There is never a day that Angélica doesn’t sell cookies when she’s out on her tricycle. The school year brings young children flocking to her triciclo after class, each of them aiming to stock up on the assortment of her 1 peso cookies. Even on the slow days, she earns about 100 pesos; the more lucrative days, she earns closer to 500 pesos. She tells me with some satisfaction that she doesn’t even have to go out and sell every day. The days she does ride out into the pueblo, she only pays 10 pesos to the city for permission to sell as an ambulante.
For Angélica, the hardest part of her business is the administrative side. Her family sometimes encourages her to switch her negocio, to expand to sell tortillas, to rent a local that has refrigeration for cakes. She pictures trying to fit a mini-fridge on her modest triciclo and giggles. Where would I put it? She wonders aloud. The many costs of un local – from rent to electricity to permission from the city – all deter her from converting to a brick-and-mortar business.
From what I’ve learned, tortillas are much more labor-intensive than galletas. In the corner of her kitchen, Angélica has an enormous plastic bag full of tostadas. Together, we eat frijoles y queso in addition to our bowls of Nongshim Soon. And as she prepares lunch for me, I hear the scraping of her spoon that spreads black beans across crisp toasted corn. For breakfast, she offered me chocolate con leche from the chocolate her mother made, and as accompaniment, we dipped in it sweet bread baked by her aunt. And I think back to her family’s suggestion that she instead sell tortillas. I think of the labor of soaking corn in cal, grinding los granos with the metate, mixing the masa, and patting out tortillas to toss on un comal. Isabel from Teotitlán del Valle showed us that many families of Mexico are not above making their own food from scratch, whether it be chocolate, pan, or empanadas. But the earnings of tortillas are not worth it to Angélica compared to the mere two hours she spends baking on the mornings she plans to sell.
She told me of the ebb and flow of her sales; such is business. Competition is stiff and sometimes, as new vendors sprout up in Tomaltepec, her sales drop. One has to think ahead and save for the sparser times, she advises. But with her most recent En Vía loan of July 2017, Angélica looks toward expanding her negocio; she bought a new triciclo that she will lend to a woman who agreed to sell Angélica’s galletas, and they will split the profits and help una a otra.

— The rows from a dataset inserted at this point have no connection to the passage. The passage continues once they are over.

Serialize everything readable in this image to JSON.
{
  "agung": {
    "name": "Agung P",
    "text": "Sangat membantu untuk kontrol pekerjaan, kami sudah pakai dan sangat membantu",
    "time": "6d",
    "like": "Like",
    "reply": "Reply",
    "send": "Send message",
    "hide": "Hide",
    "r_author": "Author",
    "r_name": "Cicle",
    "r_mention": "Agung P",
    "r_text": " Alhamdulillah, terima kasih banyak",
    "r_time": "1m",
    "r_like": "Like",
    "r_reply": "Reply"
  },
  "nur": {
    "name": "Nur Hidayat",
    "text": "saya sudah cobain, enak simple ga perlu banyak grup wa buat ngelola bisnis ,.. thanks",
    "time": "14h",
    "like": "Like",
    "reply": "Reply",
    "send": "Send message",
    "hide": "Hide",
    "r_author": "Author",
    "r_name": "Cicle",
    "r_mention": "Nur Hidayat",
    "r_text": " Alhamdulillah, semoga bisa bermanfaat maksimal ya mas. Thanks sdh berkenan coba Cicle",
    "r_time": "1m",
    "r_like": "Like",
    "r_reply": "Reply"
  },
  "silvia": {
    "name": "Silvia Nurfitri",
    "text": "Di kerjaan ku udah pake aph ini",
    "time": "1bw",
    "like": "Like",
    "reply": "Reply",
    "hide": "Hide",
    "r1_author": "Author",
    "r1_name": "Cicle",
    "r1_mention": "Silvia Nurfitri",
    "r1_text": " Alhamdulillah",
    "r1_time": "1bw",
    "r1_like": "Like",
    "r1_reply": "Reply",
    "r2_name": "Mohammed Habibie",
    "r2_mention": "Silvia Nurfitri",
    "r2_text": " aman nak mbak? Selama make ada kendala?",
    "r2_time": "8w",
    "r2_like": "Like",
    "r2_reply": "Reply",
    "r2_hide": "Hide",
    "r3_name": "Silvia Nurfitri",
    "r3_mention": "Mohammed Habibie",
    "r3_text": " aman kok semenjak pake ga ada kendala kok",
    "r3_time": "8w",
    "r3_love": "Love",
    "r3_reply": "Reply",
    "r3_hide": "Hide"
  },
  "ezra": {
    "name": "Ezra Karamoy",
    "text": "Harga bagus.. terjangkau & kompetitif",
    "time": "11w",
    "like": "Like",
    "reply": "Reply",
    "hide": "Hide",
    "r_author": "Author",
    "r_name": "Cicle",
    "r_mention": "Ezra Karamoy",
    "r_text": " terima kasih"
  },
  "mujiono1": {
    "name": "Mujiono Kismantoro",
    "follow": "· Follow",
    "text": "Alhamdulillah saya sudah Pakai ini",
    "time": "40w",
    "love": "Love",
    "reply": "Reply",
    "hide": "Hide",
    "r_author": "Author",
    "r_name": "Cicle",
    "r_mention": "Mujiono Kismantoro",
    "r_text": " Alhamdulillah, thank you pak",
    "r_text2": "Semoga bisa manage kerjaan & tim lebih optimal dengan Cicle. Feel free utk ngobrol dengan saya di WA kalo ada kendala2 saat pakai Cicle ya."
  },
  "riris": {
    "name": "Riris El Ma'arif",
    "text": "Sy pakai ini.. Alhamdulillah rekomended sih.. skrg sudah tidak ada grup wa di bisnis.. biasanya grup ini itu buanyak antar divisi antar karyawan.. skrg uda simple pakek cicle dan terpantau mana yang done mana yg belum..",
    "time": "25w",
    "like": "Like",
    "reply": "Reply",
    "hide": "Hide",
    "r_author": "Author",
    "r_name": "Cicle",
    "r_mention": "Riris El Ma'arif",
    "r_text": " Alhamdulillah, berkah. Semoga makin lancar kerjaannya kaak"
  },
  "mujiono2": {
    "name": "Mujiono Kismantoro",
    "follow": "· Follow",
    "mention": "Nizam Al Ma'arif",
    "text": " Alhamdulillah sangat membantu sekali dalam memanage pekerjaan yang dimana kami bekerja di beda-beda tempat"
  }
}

But she circled back to a central theme in our later conversations: one must have patience both in business and in life.
One also has to treat one’s customers well. Angélica’s cookie stand sometimes serves as a counseling space where she listens to people of Tomaltepec. Many people’s voices go unheard even in their own homes, she told me. Sometimes her customers come to her and she realizes as they keep talking on and on without pause that they want her to hear them. They don’t necessarily want to buy a postre or piece of flan. People who don’t feel listened to, people who don’t feel loved: these are many of Angélica’s customers but more than that, they are also her neighbors.
So while many ambulantes may appear in Tomaltepec, few of them last—hers being one of those few. No aguantan, Angélica says—they don’t endure. Ultimately, I suspected Angélica remains in business for many good reasons. Her warmth, her compassionate ear, her porrista, cheerleader attitude—all these things she offers graciously to those she meets, even to gringas like me. However, when I first entered her home, little did I expect her to also give me some sage advice on my love life, my family, and my future.